Should a Business require additional support while undertaking a large project, subcontractors can often be considered a more cost-effective option than hiring additional full time / fixed term employees. This is because they have no traditional employment rights such as having no entitlement to holiday pay, and when considering short term projects engagements with subcontractors can be less complicated to end than terminating the employment of a full time / fixed term employee.
However, when categorising the employment status of a sub-contractor it is often incorrectly presumed that sub-contractors are automatically defined as being self-employed.
Depending on the amount of restrictions placed on a sub-contractor, like for example a requirement to wear a certain uniform or a restriction on the ability to engage with other employers etc., a subcontractor may unknowingly be hired with an entitlement to the same rights given to a traditional employee. These rights can include an entitlement to be auto-enrolled into a pension scheme, a right to paid absences (ie. sick pay) etc. If a self-employed worker is found to be an employee, this could also result in a business / individual being severely penalised under the IR35 payroll rules.
IR35 was introduced by HMRC to tackle the issue of ‘disguised employment’. Disguised Employment is where businesses engage with self-employed workers, rather than offering an employment contract, in which they can become disguised employees.
In order to avoid the potential penalties of IR35, it should be crucial for any business that wishes to engage with sub-contractors, that they should first verify that the sub-contractor is considered to be to be truly self-employed as specified by HMRC.
Businesses should be aware that it would be considered irrelevant that a sub-contractor has worked previously under a self-employed status when deciding on their current employment status. When deciding on an individual’s employment status it’s the terms of the current engagement that matter.
One step you could take to reduce the risk of breaching the IR35 payroll rules is by checking if a potential sub-contractor is registered under HMRC’s Construction Industry Scheme (CIS). CIS is a set of special rules for handling payments for specified construction work that contractors make to subcontractors. If registered under CIS, a sub-contractor would be subject to deductions of 20% whereas unregistered sub-contractors would be subject to deductions of 30%.

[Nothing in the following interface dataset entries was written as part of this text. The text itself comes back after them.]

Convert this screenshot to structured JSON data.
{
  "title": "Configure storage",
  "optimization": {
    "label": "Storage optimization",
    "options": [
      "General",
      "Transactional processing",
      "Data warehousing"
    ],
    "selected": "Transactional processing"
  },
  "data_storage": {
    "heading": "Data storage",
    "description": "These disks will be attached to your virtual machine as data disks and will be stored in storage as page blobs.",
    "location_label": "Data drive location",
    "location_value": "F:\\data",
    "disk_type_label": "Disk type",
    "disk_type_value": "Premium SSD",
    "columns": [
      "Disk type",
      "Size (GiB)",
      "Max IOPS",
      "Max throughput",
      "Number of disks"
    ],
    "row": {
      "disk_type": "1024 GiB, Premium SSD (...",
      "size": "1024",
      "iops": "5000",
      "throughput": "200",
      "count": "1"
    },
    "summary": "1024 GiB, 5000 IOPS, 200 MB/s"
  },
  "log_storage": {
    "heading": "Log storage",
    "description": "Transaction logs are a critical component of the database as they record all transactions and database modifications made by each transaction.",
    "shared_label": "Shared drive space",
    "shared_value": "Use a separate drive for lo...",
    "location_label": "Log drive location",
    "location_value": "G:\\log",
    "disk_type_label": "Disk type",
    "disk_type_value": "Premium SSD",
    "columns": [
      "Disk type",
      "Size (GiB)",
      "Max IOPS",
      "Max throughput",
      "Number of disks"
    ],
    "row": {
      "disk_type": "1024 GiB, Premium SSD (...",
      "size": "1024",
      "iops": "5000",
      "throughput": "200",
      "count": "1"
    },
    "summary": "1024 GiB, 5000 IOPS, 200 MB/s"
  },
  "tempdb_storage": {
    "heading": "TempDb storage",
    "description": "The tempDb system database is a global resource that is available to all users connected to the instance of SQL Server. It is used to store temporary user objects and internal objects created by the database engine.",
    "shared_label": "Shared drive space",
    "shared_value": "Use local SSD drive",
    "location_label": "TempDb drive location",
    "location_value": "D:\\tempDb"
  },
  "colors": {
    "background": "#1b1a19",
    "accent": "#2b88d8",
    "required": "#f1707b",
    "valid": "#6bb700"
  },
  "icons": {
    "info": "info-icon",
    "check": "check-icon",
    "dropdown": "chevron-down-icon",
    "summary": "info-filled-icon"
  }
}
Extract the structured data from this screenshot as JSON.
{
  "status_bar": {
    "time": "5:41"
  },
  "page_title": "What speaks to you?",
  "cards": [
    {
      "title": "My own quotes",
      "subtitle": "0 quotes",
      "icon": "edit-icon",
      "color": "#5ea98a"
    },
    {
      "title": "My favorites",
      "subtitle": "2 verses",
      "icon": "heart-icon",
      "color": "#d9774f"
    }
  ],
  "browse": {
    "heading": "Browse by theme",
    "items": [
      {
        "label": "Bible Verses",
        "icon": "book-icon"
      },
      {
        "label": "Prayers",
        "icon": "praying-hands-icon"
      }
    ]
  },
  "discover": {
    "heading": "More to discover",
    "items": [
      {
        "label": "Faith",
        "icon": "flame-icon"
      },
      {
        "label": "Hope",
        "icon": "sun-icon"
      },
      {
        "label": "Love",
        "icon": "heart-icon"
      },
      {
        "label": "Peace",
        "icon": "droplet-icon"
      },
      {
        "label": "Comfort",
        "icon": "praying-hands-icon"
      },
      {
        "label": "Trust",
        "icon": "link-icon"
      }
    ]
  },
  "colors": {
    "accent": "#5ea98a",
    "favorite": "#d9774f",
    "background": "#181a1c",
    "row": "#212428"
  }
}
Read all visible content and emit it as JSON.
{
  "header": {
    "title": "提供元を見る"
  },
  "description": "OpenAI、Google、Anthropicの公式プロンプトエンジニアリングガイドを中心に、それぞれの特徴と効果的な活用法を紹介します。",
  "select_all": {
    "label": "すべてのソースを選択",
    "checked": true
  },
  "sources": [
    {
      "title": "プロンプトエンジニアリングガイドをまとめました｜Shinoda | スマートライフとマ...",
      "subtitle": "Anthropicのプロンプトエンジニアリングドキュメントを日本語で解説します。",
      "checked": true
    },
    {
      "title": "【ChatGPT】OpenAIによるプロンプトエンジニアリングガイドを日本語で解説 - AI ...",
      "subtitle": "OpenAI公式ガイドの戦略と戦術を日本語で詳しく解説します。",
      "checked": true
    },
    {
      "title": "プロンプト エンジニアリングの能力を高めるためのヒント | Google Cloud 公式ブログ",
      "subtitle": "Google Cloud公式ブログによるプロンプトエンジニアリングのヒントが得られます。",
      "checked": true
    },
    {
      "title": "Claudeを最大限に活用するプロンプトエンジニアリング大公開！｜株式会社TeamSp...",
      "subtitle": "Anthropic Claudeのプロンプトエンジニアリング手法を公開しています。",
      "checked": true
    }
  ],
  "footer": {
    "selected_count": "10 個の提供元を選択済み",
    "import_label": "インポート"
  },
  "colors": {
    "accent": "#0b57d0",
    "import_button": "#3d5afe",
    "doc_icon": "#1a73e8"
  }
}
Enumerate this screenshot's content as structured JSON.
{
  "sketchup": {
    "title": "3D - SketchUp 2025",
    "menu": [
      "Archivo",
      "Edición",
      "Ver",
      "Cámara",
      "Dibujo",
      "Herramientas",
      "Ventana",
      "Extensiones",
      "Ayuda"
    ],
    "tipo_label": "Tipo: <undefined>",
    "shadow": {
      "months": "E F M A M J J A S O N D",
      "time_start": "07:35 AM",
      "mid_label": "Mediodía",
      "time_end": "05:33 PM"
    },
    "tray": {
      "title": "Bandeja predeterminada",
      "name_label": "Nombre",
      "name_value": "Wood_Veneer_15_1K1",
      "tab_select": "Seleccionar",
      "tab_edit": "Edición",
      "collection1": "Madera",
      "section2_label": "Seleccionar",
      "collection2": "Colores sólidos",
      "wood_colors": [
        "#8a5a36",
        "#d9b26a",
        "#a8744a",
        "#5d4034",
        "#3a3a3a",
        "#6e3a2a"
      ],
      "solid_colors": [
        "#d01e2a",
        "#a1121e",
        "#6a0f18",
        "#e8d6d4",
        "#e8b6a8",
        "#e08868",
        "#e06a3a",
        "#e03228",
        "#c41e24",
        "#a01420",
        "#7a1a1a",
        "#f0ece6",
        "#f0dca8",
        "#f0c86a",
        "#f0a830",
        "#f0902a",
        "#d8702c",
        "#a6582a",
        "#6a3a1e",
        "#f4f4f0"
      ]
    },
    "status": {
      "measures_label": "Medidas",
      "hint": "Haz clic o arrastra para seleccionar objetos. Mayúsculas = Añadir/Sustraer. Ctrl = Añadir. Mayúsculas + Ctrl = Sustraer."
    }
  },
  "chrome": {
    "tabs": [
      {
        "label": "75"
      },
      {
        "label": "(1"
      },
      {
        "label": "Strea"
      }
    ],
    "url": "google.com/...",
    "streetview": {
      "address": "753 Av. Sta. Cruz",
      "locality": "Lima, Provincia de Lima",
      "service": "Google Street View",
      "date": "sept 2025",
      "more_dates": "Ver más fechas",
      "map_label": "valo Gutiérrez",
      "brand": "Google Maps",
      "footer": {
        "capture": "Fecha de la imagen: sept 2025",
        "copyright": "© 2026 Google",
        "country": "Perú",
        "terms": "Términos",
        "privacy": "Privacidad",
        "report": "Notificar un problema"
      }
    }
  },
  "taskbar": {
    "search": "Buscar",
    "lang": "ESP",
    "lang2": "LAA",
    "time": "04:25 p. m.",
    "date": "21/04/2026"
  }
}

In summary when considering engaging with sub-contractors, businesses should ensure that the contract for services does not restrict the freedom of the sub-contractor which may impact their self-employed status, and that sufficient checks are conducted on the employment status of all potential subcontractors. To ensure that the correct checks are made businesses should seek to avail of the CIS check on employment status, as such a check can support a business’s claim that they correctly applied the self-employed status to an individual.